The Legacy of a Pediatric Nurse

If you did use the pain scale or any of those textbooks, you were touched by a remarkable woman who died recently: Donna Lee Wong.

Donna Lee Wong: does that name sound familiar to you? Many nurses know they know the name but often have a hard time figuring out how or why.

Did you learn the Wong-Baker Faces pain scale when you were studying peds? Perhaps you use it now in your every day work life. Did you use any of her textbooks perhaps? Donna Lee Wong wrote the first edition of her 2,000-page pediatric nursing textbook, Nursing Care of Infants and Children, in 1979. She also wrote Essentials of Pediatric Nursing, Clinical Manual of Pediatric Nursing and Maternal Child Nursing Care.

If you did use the pain scale or any of those textbooks, you were touched by a remarkable woman who died recently — at the young age of 60. I used one of her texts when I was a student and, for some reason, I imagined her to be much older than she was. In fact, when I was writing something on the Wong-Baker pain scale a few months ago, I guess I imagined that Dr. Wong was no longer with us. So when I read of her death, my first reaction was that it was likely age. But 60 is not old and sadly and ironically, she died of leukemia. Her death from leukemia is ironic because that is what she was misdiagnosed with as a child. It was her experiences undergoing painful tests and procedures that led her to develop the children’s pain scale and to go on to write the textbooks used by thousands of nursing students over the years.

After receiving a bachelor’s degree in nursing from Rutgers University, Dr. Wong obtained her masters in nursing from UCLA and then followed with a PhD in child development from Oklahoma State University.

It was in 1980, when she arrived in Tulsa to work with children who had been severely burned, that she developed the Wong-Baker pain scale, along with child-life specialist Connie Baker. That pain scale is now used all over the world and has been adapted to meet the needs of many different populations.

I used to think that textbook writers were these great unreachable people who just knew so much more than anyone else. After all, when you’re studying something like nursing, your textbooks are inches thick and you often see the same names as the authors on many of your texts. They were demi-gods among the academics.

I recently learned otherwise. I was brought on board to help redo a nursing textbook and I will be listed as third author when it’s published in January 2009. And, I spoke with the first author a few times and she seems perfectly fine, approachable and — dare I say it – normal. Add to that, I am fine, approachable, fairly friendly and, well, we’ll leave the “normal” tagging to those who know me. And now, I’m also a textbook author. Somehow I doubt that many students will remember my name though – with a name like mine, it takes a heck of an effort to remember it sometimes.

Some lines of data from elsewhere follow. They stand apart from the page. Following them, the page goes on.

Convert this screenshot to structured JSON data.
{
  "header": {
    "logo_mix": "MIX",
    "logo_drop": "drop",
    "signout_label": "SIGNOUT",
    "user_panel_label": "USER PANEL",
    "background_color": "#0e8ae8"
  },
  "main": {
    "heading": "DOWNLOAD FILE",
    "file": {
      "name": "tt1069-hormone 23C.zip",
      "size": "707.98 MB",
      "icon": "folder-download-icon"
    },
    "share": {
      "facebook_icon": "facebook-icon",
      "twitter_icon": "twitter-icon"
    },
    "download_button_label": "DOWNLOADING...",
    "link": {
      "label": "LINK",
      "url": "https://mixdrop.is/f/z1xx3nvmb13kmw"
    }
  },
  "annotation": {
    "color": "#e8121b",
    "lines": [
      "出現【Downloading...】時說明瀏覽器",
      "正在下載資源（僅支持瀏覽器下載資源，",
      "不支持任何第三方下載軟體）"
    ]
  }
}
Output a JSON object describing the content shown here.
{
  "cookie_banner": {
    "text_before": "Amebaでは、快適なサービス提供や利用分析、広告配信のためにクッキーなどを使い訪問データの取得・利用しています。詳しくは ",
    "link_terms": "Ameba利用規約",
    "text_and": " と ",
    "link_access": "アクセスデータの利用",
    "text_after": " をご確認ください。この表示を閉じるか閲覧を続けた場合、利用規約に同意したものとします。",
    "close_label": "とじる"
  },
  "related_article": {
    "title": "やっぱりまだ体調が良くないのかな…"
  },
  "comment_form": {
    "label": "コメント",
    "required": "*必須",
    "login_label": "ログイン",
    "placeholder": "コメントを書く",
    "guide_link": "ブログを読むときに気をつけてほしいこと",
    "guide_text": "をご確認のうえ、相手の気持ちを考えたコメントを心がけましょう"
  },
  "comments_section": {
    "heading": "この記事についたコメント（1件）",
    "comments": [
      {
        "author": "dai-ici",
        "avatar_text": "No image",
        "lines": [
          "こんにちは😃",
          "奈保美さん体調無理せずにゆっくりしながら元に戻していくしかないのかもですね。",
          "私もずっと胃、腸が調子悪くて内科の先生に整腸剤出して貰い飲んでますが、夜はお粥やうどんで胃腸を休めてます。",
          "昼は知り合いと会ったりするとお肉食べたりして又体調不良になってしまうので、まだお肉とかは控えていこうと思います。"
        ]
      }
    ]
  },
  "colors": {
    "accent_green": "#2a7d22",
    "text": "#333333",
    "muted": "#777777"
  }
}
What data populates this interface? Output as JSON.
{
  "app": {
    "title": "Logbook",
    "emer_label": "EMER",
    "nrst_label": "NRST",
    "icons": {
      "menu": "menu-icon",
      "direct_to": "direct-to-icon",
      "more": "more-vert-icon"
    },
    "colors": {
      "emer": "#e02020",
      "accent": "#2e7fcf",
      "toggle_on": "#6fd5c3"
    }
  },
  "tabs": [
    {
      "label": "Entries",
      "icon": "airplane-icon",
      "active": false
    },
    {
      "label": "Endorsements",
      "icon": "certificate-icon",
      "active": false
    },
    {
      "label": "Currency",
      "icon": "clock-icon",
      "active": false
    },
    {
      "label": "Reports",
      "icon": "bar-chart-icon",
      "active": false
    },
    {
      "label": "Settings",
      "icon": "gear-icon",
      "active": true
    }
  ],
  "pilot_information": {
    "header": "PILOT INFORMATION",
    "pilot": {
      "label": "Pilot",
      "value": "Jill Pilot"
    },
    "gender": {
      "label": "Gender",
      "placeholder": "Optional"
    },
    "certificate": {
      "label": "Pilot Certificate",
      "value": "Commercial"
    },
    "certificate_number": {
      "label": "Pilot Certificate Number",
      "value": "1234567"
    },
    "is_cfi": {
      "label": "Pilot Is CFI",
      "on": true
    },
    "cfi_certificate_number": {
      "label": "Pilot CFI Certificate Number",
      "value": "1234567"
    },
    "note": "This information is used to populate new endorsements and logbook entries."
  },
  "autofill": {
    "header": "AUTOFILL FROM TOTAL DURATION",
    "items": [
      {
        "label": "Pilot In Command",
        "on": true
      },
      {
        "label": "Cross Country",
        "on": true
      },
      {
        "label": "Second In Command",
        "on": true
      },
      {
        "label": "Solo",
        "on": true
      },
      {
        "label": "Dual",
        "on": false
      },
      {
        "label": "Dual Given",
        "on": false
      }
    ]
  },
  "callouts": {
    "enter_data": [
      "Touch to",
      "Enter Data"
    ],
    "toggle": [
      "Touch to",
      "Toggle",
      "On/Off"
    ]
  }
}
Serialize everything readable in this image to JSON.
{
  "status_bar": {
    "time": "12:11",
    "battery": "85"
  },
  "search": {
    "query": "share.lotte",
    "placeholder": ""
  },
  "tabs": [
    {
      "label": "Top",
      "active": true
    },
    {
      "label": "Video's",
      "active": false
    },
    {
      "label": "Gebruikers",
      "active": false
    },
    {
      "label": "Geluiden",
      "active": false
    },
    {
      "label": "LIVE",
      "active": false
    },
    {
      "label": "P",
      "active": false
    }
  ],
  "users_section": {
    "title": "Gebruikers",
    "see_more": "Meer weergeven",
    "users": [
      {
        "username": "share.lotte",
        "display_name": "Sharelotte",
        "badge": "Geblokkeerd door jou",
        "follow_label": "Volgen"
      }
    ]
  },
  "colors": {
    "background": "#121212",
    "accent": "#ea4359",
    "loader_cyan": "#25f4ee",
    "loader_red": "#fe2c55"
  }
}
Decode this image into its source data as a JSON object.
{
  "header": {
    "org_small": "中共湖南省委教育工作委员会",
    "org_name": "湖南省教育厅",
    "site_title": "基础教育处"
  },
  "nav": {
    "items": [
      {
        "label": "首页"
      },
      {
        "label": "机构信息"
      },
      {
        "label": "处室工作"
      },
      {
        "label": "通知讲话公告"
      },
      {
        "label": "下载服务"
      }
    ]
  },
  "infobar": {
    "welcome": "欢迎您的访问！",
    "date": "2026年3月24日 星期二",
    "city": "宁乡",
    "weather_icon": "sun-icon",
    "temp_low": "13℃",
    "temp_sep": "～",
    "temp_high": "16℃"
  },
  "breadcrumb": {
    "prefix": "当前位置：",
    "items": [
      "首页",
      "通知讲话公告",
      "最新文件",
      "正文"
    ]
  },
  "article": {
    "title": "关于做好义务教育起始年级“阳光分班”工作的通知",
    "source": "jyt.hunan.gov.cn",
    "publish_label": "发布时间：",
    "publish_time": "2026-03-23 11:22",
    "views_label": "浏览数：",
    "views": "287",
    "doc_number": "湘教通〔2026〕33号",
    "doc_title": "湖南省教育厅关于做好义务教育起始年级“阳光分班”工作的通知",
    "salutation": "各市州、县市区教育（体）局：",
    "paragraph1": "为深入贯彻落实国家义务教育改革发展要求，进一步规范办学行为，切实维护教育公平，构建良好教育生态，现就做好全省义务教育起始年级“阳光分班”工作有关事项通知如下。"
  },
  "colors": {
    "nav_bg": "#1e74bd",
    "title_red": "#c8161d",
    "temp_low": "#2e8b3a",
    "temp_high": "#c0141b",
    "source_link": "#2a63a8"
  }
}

So, here’s my glass of wine, raised to Dr. Wong and her work. To her dedication to helping children who are ill and to keeping healthy children healthy. And, despite the moaning and groaning about the textbooks that we had to buy and lug around, here’s to the authors and illustrators who take the time and make the effort to share their knowledge and skill with those of us who need to learn it. Without people like Dr. Wong, where would we be?

Rest in peace Dr. Wong.